*Data records for software interfaces*.
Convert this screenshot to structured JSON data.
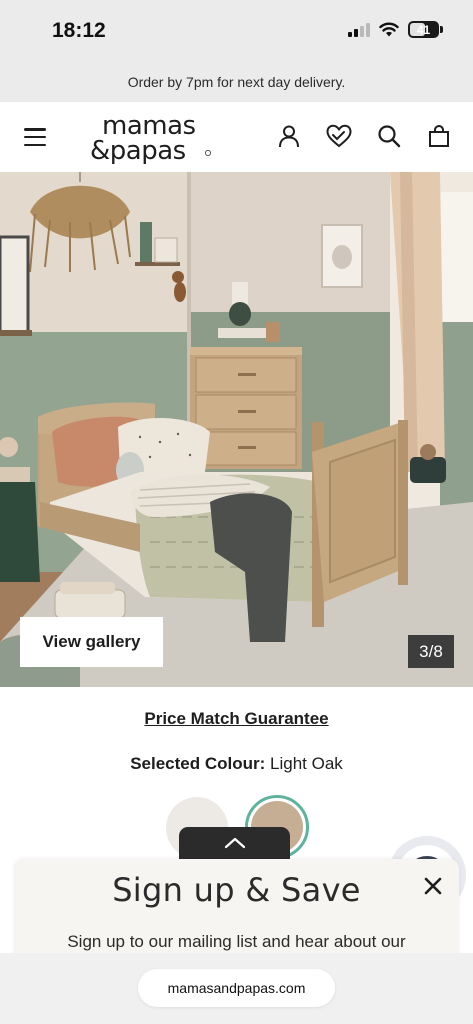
{
  "status_bar": {
    "time": "18:12",
    "battery": "41"
  },
  "promo": {
    "text": "Order by 7pm for next day delivery."
  },
  "header": {
    "logo_line1": "mamas",
    "logo_line2": "&papas",
    "icons": [
      "menu-icon",
      "account-icon",
      "wishlist-heart-icon",
      "search-icon",
      "bag-icon"
    ]
  },
  "gallery": {
    "button_label": "View gallery",
    "counter": "3/8"
  },
  "product": {
    "price_match": "Price Match Guarantee",
    "colour_label": "Selected Colour:",
    "colour_value": "Light Oak",
    "swatches": [
      {
        "name": "White",
        "color": "#edeae6",
        "selected": false
      },
      {
        "name": "Light Oak",
        "color": "#c6ae94",
        "selected": true
      }
    ],
    "swatch_ring_color": "#5fb39c"
  },
  "signup": {
    "title": "Sign up & Save",
    "text": "Sign up to our mailing list and hear about our"
  },
  "browser": {
    "url": "mamasandpapas.com"
  }
}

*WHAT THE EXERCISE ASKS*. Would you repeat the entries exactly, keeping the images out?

*ANSWER FOR THE TASK*.
Convert this screenshot to structured JSON data.
{
  "status_bar": {
    "time": "18:12",
    "battery": "41"
  },
  "promo": {
    "text": "Order by 7pm for next day delivery."
  },
  "header": {
    "logo_line1": "mamas",
    "logo_line2": "&papas",
    "icons": [
      "menu-icon",
      "account-icon",
      "wishlist-heart-icon",
      "search-icon",
      "bag-icon"
    ]
  },
  "gallery": {
    "button_label": "View gallery",
    "counter": "3/8"
  },
  "product": {
    "price_match": "Price Match Guarantee",
    "colour_label": "Selected Colour:",
    "colour_value": "Light Oak",
    "swatches": [
      {
        "name": "White",
        "color": "#edeae6",
        "selected": false
      },
      {
        "name": "Light Oak",
        "color": "#c6ae94",
        "selected": true
      }
    ],
    "swatch_ring_color": "#5fb39c"
  },
  "signup": {
    "title": "Sign up & Save",
    "text": "Sign up to our mailing list and hear about our"
  },
  "browser": {
    "url": "mamasandpapas.com"
  }
}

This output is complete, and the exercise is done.